This is a small budget compared to Renault, which had a budget of about $240m but it is well in excess of the small teams like Minardi and Jordan which ran with less then $48m.

All the current dealings are covered by confidentiality agreements but the word is that a decision is close.

It is a similar story at Jordan where Arden Motorsport's Christian Horner is believed to be close to a deal to take over the team. There is said to be a second bidder but we have yet to find any evidence that this is serious.

If Jaguar Racing is saved the team is likely to run Christian Klien and Vitantonio Liuzzi. The team has been working to build a development car which is due to begin testing shortly.

Red Bull was previously the owner of the Sauber team but sold to Credit Suisse in 2001 after a disagreement with Peter Sauber over drivers. At the time Sauber was championing the cause of Kimi Raikkonen while Red Bull wanted Enrique Bernoldi. History relates that Sauber was right.
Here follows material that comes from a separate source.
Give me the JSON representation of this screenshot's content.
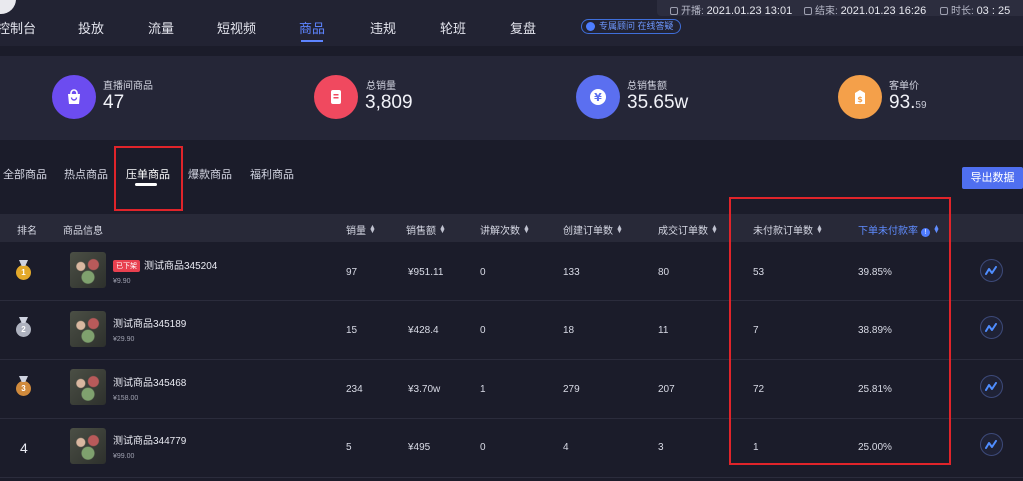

It is anticipated that a deal will soon be announced that Cosworth Racing has been sold to a consortium headed by Champ Car series owner Kevin Kalkhoven and some of his partners. The deal is expected to include a plan to continue to build F1 engines although it is not clear how much money will go into engine development. Cosworth's engine development budget in recent years has only been around $75m, which has not been enough to stay competitive with the bigger operations in F1.